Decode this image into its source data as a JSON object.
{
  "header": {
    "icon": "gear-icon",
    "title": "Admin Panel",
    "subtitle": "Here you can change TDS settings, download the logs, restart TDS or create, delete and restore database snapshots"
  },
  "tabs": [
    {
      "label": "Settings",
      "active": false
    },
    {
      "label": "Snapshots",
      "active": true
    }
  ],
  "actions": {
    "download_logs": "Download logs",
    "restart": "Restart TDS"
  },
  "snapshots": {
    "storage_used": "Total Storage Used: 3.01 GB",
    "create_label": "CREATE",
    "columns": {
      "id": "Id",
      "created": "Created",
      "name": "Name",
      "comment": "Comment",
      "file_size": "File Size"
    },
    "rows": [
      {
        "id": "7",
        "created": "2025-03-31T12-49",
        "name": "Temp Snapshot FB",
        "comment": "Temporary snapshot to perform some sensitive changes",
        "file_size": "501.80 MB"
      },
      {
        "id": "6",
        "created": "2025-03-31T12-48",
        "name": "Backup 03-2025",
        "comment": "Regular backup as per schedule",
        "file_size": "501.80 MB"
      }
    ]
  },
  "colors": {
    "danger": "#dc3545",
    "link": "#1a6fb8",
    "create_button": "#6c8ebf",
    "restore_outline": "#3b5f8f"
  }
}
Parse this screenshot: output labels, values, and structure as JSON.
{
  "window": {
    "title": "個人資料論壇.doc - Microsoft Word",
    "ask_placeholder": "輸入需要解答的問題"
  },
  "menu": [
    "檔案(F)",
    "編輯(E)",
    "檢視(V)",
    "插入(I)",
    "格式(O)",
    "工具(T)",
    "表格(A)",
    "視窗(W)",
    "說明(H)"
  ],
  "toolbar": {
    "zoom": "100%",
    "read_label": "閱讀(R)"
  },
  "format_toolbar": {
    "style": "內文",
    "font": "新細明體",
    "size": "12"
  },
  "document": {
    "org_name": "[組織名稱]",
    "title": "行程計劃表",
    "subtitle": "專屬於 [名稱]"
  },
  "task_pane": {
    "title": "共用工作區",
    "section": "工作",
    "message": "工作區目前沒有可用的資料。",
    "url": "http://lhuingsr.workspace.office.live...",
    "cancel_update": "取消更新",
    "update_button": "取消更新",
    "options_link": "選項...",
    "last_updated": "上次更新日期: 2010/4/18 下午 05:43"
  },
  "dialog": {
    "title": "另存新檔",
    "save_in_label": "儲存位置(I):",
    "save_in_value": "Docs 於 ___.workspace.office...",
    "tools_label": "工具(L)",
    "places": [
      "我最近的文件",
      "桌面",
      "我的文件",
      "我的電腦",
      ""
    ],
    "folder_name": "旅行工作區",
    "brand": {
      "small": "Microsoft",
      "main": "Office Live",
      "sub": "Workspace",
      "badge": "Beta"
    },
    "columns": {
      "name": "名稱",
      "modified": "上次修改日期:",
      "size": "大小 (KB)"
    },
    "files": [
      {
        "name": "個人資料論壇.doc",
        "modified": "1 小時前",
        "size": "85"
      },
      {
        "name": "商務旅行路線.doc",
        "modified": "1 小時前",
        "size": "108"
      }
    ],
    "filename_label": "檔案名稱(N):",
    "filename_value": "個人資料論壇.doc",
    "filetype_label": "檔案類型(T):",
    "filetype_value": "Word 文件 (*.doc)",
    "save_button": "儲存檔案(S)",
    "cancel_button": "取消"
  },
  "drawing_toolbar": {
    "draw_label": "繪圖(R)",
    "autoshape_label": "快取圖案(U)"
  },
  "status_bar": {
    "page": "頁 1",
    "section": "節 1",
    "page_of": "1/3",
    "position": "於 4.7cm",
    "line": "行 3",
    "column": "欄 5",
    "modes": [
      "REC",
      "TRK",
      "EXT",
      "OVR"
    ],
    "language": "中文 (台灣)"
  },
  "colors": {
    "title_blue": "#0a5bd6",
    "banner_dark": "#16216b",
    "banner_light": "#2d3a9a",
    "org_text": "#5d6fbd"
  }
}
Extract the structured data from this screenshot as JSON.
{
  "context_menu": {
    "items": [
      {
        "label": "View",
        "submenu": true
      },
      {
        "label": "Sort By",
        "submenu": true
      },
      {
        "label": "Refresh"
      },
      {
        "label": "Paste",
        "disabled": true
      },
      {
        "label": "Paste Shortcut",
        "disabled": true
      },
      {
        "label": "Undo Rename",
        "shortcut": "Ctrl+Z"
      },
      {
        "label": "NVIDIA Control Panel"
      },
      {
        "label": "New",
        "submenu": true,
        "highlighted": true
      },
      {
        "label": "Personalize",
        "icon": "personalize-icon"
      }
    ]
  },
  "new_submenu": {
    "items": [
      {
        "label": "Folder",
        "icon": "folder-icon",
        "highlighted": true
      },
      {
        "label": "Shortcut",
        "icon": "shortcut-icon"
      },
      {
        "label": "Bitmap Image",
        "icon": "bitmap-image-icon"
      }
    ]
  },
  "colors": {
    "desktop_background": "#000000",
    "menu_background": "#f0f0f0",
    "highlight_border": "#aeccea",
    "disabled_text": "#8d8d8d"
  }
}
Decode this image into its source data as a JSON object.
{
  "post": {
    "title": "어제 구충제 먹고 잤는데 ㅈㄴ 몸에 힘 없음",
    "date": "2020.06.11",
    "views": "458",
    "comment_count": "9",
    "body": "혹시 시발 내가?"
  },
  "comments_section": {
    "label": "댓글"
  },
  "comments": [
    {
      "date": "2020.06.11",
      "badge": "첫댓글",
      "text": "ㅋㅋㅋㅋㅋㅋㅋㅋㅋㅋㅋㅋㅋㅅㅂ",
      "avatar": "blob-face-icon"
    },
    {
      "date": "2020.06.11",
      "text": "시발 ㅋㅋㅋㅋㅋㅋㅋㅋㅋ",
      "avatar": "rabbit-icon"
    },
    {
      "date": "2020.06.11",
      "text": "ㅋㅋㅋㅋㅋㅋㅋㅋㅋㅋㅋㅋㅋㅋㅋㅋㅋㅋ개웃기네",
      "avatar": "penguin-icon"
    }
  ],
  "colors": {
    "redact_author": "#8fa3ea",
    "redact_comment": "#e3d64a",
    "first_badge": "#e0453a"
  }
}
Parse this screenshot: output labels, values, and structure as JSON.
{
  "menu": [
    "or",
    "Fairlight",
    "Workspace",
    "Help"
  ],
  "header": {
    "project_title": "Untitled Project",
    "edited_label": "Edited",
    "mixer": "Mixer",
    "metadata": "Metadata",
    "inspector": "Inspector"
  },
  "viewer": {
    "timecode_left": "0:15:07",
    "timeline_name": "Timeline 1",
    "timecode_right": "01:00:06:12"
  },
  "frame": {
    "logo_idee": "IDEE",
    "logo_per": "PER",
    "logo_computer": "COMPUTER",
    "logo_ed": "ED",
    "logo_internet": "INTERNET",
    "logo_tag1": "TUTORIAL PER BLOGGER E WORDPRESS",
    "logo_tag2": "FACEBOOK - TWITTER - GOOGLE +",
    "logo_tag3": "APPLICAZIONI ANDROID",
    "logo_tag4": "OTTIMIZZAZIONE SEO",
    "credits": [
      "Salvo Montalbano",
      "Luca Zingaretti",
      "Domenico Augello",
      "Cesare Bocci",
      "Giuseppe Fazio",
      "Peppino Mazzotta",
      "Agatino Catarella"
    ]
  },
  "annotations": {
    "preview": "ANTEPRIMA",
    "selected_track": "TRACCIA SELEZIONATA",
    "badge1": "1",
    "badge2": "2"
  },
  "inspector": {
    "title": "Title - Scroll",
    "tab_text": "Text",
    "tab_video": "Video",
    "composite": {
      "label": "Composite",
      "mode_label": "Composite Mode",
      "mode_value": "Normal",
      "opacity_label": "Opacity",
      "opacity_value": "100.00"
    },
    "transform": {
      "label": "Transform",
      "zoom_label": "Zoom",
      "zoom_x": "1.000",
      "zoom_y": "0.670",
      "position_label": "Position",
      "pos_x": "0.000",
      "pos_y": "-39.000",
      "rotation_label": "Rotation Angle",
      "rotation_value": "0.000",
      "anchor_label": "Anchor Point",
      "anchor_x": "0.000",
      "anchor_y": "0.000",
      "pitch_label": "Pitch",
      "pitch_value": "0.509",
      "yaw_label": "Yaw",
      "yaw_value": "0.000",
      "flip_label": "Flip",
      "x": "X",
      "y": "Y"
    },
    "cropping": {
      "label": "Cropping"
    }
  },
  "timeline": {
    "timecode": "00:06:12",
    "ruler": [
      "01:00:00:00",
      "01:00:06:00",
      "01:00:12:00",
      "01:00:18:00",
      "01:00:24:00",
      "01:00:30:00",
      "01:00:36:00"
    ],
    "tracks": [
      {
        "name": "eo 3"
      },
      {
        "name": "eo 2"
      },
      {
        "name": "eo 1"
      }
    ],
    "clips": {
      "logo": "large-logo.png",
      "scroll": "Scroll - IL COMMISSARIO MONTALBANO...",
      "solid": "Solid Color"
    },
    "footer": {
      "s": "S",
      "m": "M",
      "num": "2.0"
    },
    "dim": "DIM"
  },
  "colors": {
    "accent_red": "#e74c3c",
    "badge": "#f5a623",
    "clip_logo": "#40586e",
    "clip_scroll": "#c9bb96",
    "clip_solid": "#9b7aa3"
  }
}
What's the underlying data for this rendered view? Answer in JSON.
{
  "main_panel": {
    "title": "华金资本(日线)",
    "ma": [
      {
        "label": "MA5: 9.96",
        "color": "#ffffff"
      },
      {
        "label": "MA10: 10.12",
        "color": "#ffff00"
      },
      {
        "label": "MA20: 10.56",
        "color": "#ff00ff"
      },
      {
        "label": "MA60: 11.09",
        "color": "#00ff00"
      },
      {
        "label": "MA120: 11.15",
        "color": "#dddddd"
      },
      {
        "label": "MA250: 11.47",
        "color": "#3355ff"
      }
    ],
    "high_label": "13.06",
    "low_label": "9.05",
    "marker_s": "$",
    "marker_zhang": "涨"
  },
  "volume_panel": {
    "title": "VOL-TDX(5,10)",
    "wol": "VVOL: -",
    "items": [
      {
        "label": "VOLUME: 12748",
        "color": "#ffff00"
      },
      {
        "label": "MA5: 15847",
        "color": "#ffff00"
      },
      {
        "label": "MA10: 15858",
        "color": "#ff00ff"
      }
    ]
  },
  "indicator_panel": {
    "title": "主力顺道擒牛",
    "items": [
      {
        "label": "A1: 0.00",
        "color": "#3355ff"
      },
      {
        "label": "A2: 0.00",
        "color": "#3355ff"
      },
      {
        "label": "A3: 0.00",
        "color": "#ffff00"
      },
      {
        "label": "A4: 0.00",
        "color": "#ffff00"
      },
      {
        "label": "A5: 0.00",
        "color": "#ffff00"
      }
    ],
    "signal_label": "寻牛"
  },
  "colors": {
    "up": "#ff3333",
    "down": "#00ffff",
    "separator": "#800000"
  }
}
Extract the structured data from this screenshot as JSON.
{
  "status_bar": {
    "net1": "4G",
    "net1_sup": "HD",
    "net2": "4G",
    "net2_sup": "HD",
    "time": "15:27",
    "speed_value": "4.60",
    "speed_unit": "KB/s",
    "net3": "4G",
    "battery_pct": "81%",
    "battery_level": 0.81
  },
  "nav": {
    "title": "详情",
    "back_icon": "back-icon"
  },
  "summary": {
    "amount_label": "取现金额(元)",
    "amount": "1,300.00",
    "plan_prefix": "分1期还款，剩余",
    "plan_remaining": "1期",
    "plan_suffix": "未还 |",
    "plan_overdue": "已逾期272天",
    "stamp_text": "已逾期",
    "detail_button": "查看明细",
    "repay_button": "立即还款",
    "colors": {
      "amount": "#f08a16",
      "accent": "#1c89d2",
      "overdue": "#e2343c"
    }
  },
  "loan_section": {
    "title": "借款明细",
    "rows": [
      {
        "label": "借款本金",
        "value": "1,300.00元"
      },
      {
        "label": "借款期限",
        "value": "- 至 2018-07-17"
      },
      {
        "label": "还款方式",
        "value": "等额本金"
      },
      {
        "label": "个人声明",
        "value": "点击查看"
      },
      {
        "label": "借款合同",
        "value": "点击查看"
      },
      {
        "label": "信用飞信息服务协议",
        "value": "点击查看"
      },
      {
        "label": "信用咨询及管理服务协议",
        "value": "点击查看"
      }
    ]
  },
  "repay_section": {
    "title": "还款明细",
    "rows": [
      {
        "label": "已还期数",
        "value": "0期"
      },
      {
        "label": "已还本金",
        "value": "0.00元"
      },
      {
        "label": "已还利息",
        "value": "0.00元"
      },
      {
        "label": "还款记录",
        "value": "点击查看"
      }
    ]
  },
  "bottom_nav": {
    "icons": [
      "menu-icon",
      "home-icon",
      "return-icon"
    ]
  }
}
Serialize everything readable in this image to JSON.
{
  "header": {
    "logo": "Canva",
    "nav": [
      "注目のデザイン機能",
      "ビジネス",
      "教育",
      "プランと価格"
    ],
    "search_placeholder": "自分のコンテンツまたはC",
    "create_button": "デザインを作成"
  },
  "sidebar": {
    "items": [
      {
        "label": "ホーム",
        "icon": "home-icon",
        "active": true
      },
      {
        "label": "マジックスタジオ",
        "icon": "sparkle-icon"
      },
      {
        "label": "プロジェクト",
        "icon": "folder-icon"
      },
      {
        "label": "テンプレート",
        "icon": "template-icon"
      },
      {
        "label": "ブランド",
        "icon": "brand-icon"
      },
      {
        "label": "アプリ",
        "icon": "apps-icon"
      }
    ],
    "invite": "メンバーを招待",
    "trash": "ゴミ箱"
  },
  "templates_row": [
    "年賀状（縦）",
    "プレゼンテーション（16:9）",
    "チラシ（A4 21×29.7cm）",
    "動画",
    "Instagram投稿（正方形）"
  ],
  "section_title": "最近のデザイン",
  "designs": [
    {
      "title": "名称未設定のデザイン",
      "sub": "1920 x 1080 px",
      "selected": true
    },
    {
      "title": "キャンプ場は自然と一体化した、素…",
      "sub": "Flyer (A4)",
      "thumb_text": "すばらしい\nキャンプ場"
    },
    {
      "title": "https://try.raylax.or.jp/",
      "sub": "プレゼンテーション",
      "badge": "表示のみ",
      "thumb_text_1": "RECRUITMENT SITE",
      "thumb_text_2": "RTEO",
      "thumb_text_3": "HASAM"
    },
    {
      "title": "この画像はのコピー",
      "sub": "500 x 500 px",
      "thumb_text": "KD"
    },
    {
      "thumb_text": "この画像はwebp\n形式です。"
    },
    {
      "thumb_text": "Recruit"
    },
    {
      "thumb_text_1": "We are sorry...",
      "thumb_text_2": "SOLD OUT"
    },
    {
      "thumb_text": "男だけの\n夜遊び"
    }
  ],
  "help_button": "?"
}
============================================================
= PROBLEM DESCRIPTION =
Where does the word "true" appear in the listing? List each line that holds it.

= EXERCISE OUTPUT =
      "active": true
        "submenu": true
        "submenu": true
        "disabled": true
        "disabled": true
        "submenu": true,
        "highlighted": true
        "highlighted": true
        "active": true
      "selected": true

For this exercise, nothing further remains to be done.